DESCRIPTION OF THE TASK: Among the records below, find each line bearing the word "icon" and copy it.

DATA SUPPLIED:
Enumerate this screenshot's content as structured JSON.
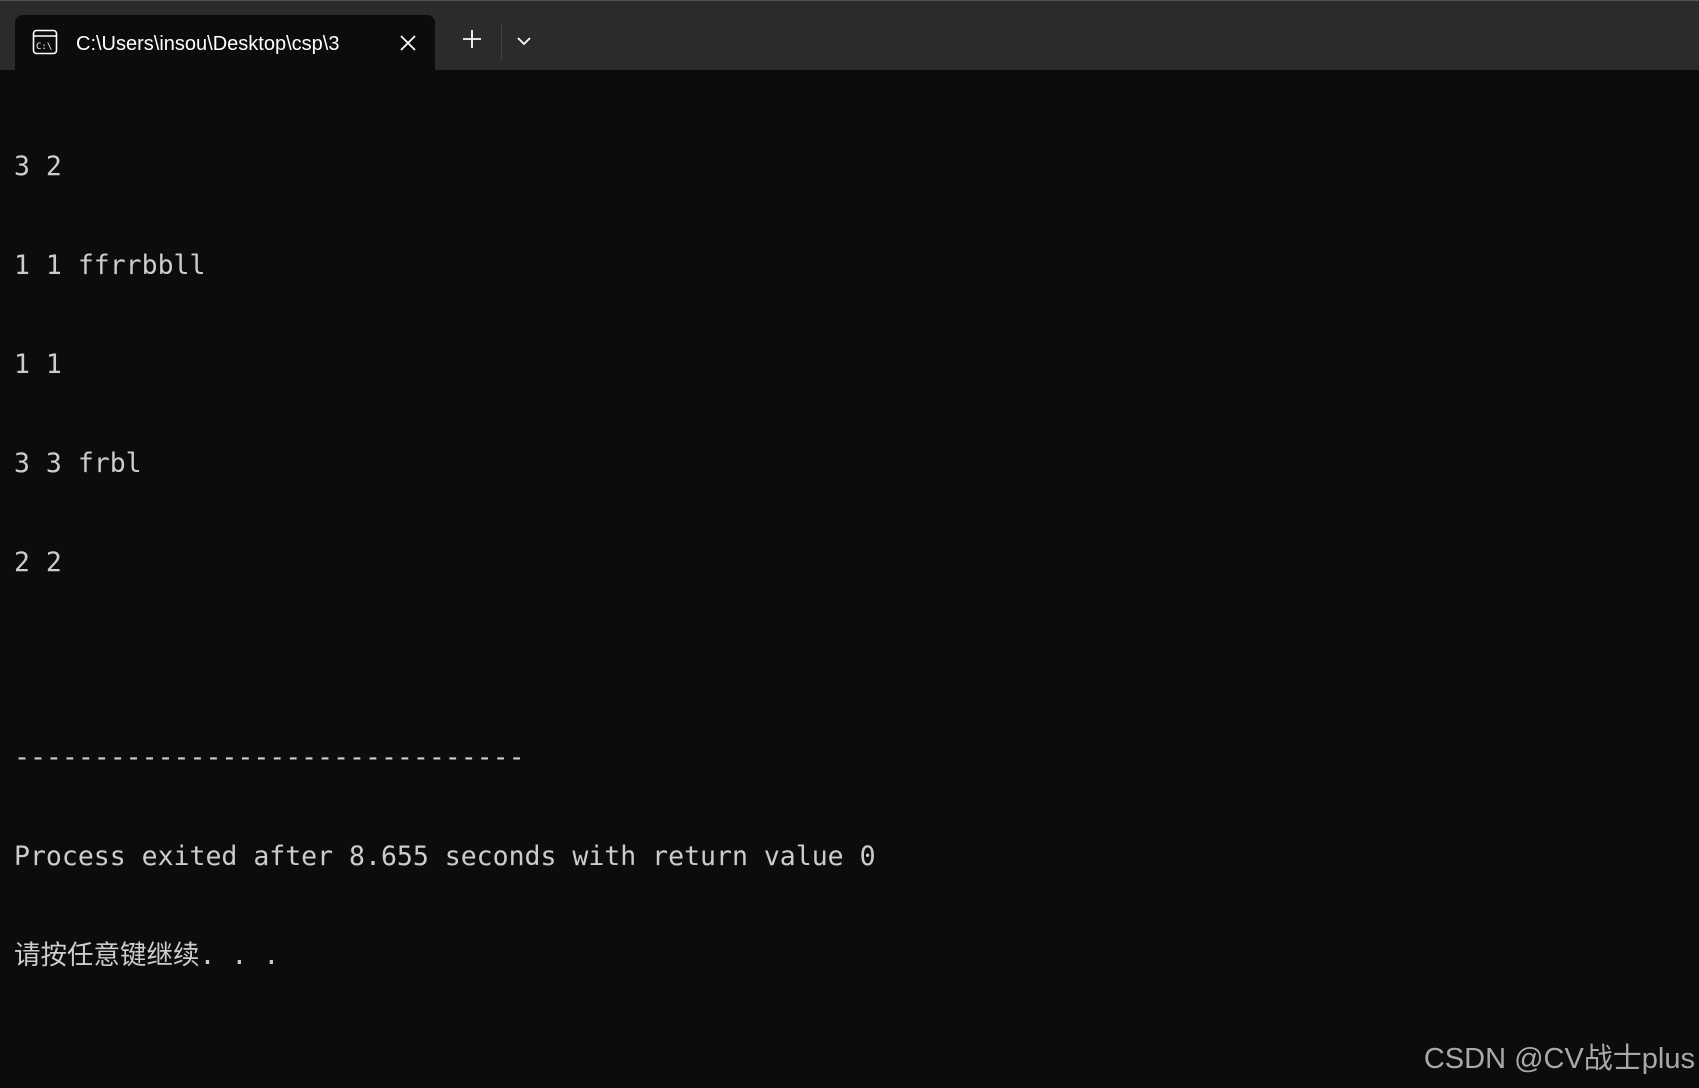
{
  "window": {
    "tab": {
      "title": "C:\\Users\\insou\\Desktop\\csp\\3",
      "icon": "console-icon",
      "close_icon": "close-icon"
    },
    "new_tab_icon": "plus-icon",
    "dropdown_icon": "chevron-down-icon"
  },
  "console": {
    "lines": [
      "3 2",
      "1 1 ffrrbbll",
      "1 1",
      "3 3 frbl",
      "2 2",
      "",
      "--------------------------------",
      "Process exited after 8.655 seconds with return value 0",
      "请按任意键继续. . ."
    ]
  },
  "watermark": "CSDN @CV战士plus",
  "colors": {
    "titlebar": "#2b2b2b",
    "background": "#0c0c0c",
    "text": "#cccccc"
  }
}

ANSWER FOR THE TASK:
      "icon": "console-icon",
      "close_icon": "close-icon"
    "new_tab_icon": "plus-icon",
    "dropdown_icon": "chevron-down-icon"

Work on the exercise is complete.